It is possible that someone might say they can’t help and that’s not necessarily a personal rejection. They may not have the available time or resources right now, or they may not feel confident doing what you’ve asked.
• We don’t know how to repay the helper
Often people don’t expect a favour in return for providing help. If you feel it’s important to offer something, you could consider paying them, giving them a gift or offering help in return, as appropriate. Research shows that simply saying “thank you” is highly valued, as it shows the helper they’re needed and boosts their feelings of social worth.
• We don’t believe anyone else can do things as well as we can
This may be due to perfectionism or a need to control things. For help with this, check out my article on letting go of control.
If you can gather the courage to ask for help when you need it, you can get through the difficult stage, look after yourself and strengthen your support network for the future.
How to ask for help
If you’re not sure how to ask for help, get started with these tips:
- Write down everything you would love help with.
- Write down anyone you trust who has offered to help or you think could and would help you.
- Match people with tasks in terms of their skills, experience, schedule, interests and your relationship (for example you might feel comfortable to ask your close friends for help with more significant tasks). Share the load around so you don’t overburden any one person.
- Ask! Be specific and direct. For example,
“I’m finding it hard to get to the shops this week. Would you please pick up a loaf of sliced bread on your way over tomorrow?”
“I’m struggling to finish my work this week. Would you please come over and look after the children for an hour on Wednesday so I can get a few more things done?”
“I’m struggling this week and feeling really lonely. Would you meet my son and I at the park for a chat and a play tomorrow morning?”
“I haven’t had a chance to hang out the washing today, would you please do that for me tonight?”
Bonus tip: Don’t forget to ACCEPT offers of help too! If they’ve offered, they want to help you. I sometimes feel a bit awkward and guilty in the moment but later I usually feel so relieved that I did accept the help.
Lovely mum, let’s lighten your load right away!

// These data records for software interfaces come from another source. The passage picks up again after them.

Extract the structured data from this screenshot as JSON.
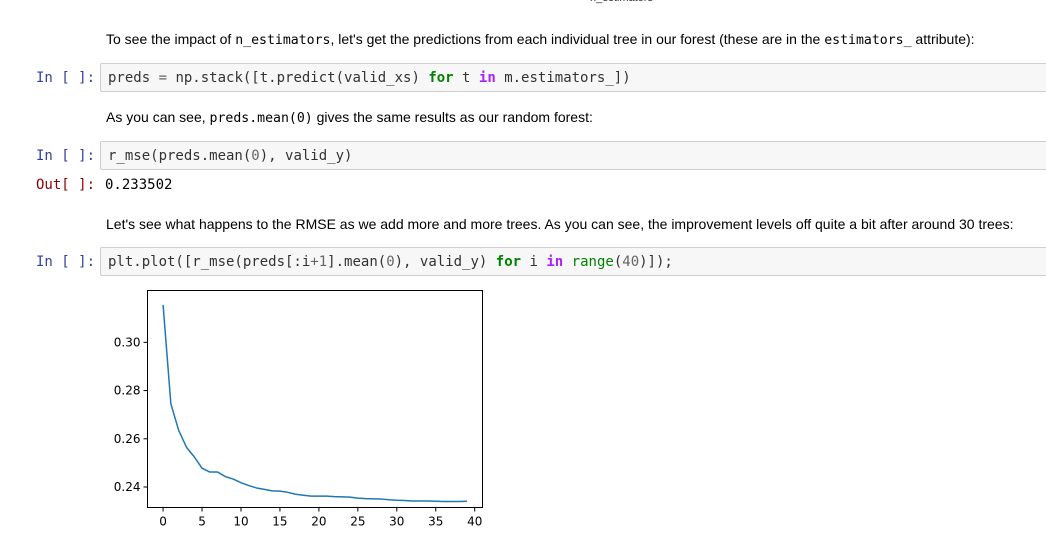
{
  "header_fragment": "n_estimators",
  "cells": {
    "md1": {
      "before": "To see the impact of ",
      "code1": "n_estimators",
      "middle": ", let's get the predictions from each individual tree in our forest (these are in the ",
      "code2": "estimators_",
      "after": " attribute):"
    },
    "in1": {
      "prompt": "In [ ]:",
      "code": {
        "t1": "preds ",
        "t2": "=",
        "t3": " np.stack([t.predict(valid_xs) ",
        "t4": "for",
        "t5": " t ",
        "t6": "in",
        "t7": " m.estimators_])"
      }
    },
    "md2": {
      "before": "As you can see, ",
      "code1": "preds.mean(0)",
      "after": " gives the same results as our random forest:"
    },
    "in2": {
      "prompt": "In [ ]:",
      "code": {
        "t1": "r_mse(preds.mean(",
        "t2": "0",
        "t3": "), valid_y)"
      }
    },
    "out2": {
      "prompt": "Out[ ]:",
      "value": "0.233502"
    },
    "md3": {
      "text": "Let's see what happens to the RMSE as we add more and more trees. As you can see, the improvement levels off quite a bit after around 30 trees:"
    },
    "in3": {
      "prompt": "In [ ]:",
      "code": {
        "t1": "plt.plot([r_mse(preds[:i",
        "t2": "+",
        "t3": "1",
        "t4": "].mean(",
        "t5": "0",
        "t6": "), valid_y) ",
        "t7": "for",
        "t8": " i ",
        "t9": "in",
        "t10": " ",
        "t11": "range",
        "t12": "(",
        "t13": "40",
        "t14": ")]);"
      }
    }
  },
  "chart_data": {
    "type": "line",
    "title": "",
    "xlabel": "",
    "ylabel": "",
    "xlim": [
      -2,
      41
    ],
    "ylim": [
      0.2315,
      0.3215
    ],
    "xticks": [
      0,
      5,
      10,
      15,
      20,
      25,
      30,
      35,
      40
    ],
    "yticks": [
      0.24,
      0.26,
      0.28,
      0.3
    ],
    "ytick_labels": [
      "0.24",
      "0.26",
      "0.28",
      "0.30"
    ],
    "grid": false,
    "series": [
      {
        "color": "#1f77b4",
        "x": [
          0,
          1,
          2,
          3,
          4,
          5,
          6,
          7,
          8,
          9,
          10,
          11,
          12,
          13,
          14,
          15,
          16,
          17,
          18,
          19,
          20,
          21,
          22,
          23,
          24,
          25,
          26,
          27,
          28,
          29,
          30,
          31,
          32,
          33,
          34,
          35,
          36,
          37,
          38,
          39
        ],
        "values": [
          0.3155,
          0.2745,
          0.2635,
          0.2565,
          0.2525,
          0.2478,
          0.2462,
          0.2462,
          0.2443,
          0.2433,
          0.2418,
          0.2406,
          0.2396,
          0.239,
          0.2384,
          0.2383,
          0.2378,
          0.237,
          0.2366,
          0.2362,
          0.2362,
          0.2362,
          0.236,
          0.2359,
          0.2358,
          0.2354,
          0.2352,
          0.2351,
          0.235,
          0.2347,
          0.2345,
          0.2344,
          0.2342,
          0.2342,
          0.2342,
          0.2341,
          0.234,
          0.234,
          0.234,
          0.2341
        ]
      }
    ]
  }
}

Your action plan for this topic is to make 2 requests for help in the next 2 days. What would make the biggest difference in your life?
Did you find this article useful? Leave a comment to let me know.